■ **Work order**: Please copy each line below that contains the word "código".

■ **Records supplied**:
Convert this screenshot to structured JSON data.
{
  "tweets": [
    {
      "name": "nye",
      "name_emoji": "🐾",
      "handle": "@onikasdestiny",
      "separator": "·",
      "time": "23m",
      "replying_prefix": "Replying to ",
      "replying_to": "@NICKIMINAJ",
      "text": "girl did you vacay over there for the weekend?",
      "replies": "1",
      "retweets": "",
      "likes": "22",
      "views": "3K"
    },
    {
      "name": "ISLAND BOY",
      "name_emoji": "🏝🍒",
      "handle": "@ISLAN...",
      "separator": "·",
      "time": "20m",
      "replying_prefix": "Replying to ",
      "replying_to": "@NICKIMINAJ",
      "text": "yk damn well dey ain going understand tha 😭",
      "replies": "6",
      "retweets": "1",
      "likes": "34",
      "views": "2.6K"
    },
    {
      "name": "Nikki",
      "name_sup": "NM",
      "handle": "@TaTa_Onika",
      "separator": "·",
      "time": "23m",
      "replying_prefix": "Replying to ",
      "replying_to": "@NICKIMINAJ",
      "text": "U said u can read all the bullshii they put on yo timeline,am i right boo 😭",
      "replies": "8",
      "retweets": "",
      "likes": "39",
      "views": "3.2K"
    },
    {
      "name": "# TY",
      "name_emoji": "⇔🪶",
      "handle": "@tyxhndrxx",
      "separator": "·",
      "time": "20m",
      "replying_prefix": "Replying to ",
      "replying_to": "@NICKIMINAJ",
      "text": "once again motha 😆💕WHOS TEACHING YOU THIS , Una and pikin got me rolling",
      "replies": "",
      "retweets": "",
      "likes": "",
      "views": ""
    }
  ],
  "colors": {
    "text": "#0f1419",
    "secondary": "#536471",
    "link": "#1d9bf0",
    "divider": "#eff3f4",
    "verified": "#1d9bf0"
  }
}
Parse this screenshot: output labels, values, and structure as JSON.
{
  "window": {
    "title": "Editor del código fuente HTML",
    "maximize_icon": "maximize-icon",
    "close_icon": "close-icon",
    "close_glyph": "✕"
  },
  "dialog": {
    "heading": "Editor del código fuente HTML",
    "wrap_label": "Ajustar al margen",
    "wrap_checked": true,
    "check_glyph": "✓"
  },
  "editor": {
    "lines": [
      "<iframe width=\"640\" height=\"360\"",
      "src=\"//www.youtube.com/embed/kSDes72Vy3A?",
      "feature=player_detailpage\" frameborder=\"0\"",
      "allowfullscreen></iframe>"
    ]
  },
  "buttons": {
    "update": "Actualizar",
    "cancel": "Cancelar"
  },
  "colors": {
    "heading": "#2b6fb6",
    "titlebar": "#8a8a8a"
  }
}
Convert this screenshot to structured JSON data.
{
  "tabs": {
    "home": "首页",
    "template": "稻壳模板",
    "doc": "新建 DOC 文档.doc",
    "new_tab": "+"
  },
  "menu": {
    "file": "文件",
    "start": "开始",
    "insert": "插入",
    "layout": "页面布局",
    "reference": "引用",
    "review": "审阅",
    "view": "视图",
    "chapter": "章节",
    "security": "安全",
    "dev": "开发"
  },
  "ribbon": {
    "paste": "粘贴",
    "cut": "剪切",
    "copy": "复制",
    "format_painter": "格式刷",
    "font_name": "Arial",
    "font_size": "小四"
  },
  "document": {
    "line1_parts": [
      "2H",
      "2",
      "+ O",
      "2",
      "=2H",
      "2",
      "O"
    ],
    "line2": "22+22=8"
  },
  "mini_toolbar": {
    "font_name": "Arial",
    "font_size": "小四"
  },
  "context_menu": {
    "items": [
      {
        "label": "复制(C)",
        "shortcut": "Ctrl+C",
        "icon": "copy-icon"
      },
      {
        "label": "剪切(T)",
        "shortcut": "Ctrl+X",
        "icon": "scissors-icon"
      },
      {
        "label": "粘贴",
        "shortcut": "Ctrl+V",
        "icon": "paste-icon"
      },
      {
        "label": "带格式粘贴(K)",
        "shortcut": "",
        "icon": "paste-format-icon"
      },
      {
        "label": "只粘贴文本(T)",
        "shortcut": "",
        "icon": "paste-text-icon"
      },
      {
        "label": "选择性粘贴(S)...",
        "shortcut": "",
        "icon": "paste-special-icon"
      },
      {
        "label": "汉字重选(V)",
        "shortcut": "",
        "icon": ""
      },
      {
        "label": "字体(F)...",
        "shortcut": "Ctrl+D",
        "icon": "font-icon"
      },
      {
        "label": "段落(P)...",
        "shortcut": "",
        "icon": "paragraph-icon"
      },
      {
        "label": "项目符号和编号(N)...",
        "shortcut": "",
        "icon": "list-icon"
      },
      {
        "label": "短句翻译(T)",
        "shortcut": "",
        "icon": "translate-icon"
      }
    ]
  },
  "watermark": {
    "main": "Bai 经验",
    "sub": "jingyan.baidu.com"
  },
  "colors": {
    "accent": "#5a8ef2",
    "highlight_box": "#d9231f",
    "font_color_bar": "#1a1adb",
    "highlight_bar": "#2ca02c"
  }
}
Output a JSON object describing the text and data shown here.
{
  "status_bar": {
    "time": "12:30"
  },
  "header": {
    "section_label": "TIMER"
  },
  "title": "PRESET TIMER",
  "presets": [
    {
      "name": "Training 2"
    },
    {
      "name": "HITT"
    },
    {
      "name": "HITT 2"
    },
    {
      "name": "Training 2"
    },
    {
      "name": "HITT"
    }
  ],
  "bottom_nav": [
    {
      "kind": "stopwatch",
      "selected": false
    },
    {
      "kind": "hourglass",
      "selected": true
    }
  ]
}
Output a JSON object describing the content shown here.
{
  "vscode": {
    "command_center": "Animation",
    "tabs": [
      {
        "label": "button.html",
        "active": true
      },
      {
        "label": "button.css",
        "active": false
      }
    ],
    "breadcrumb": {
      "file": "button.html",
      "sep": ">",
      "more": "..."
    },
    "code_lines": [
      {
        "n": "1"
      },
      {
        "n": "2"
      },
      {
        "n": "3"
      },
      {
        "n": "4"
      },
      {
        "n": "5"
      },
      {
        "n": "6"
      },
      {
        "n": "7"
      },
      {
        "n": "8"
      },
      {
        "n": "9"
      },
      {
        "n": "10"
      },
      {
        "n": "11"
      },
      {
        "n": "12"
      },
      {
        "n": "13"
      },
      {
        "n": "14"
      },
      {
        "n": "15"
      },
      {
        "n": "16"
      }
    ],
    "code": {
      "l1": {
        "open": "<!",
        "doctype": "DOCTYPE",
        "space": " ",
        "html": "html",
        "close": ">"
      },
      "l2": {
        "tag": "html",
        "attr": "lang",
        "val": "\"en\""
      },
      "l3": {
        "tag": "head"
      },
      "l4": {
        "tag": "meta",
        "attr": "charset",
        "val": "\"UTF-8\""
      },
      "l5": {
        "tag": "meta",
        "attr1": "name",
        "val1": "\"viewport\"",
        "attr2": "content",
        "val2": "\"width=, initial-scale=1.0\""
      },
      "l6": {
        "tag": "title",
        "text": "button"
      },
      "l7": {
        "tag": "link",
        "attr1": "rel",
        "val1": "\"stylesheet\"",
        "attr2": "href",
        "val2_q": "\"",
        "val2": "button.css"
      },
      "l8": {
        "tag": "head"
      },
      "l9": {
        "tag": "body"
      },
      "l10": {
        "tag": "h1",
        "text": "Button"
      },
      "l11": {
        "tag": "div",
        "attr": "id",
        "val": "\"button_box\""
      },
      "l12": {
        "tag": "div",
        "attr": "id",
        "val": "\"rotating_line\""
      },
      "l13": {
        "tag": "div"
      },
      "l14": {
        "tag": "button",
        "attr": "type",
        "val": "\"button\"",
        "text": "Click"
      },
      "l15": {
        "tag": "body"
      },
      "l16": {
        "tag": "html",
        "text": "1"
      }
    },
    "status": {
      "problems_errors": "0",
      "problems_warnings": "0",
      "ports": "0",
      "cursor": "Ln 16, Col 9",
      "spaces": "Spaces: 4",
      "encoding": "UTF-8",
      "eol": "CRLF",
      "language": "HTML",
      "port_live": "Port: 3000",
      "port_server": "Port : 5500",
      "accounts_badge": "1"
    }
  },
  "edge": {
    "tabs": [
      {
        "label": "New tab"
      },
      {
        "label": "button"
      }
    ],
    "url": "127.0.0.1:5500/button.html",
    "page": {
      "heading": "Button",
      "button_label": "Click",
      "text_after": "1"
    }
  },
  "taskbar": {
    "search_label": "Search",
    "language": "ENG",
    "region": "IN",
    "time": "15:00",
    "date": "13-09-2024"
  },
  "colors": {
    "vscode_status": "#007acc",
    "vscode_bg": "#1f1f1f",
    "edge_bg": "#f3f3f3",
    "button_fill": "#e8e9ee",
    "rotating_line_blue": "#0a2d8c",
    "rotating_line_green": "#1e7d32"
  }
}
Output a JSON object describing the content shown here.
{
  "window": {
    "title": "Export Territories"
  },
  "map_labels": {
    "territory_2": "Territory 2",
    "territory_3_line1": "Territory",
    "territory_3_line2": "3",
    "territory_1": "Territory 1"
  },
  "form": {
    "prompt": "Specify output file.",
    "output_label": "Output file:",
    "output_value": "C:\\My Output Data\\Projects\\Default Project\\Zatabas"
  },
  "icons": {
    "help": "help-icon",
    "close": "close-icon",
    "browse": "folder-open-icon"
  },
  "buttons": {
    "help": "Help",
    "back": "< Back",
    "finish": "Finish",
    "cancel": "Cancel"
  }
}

■ **Output below**:
    "title": "Editor del código fuente HTML",
    "heading": "Editor del código fuente HTML",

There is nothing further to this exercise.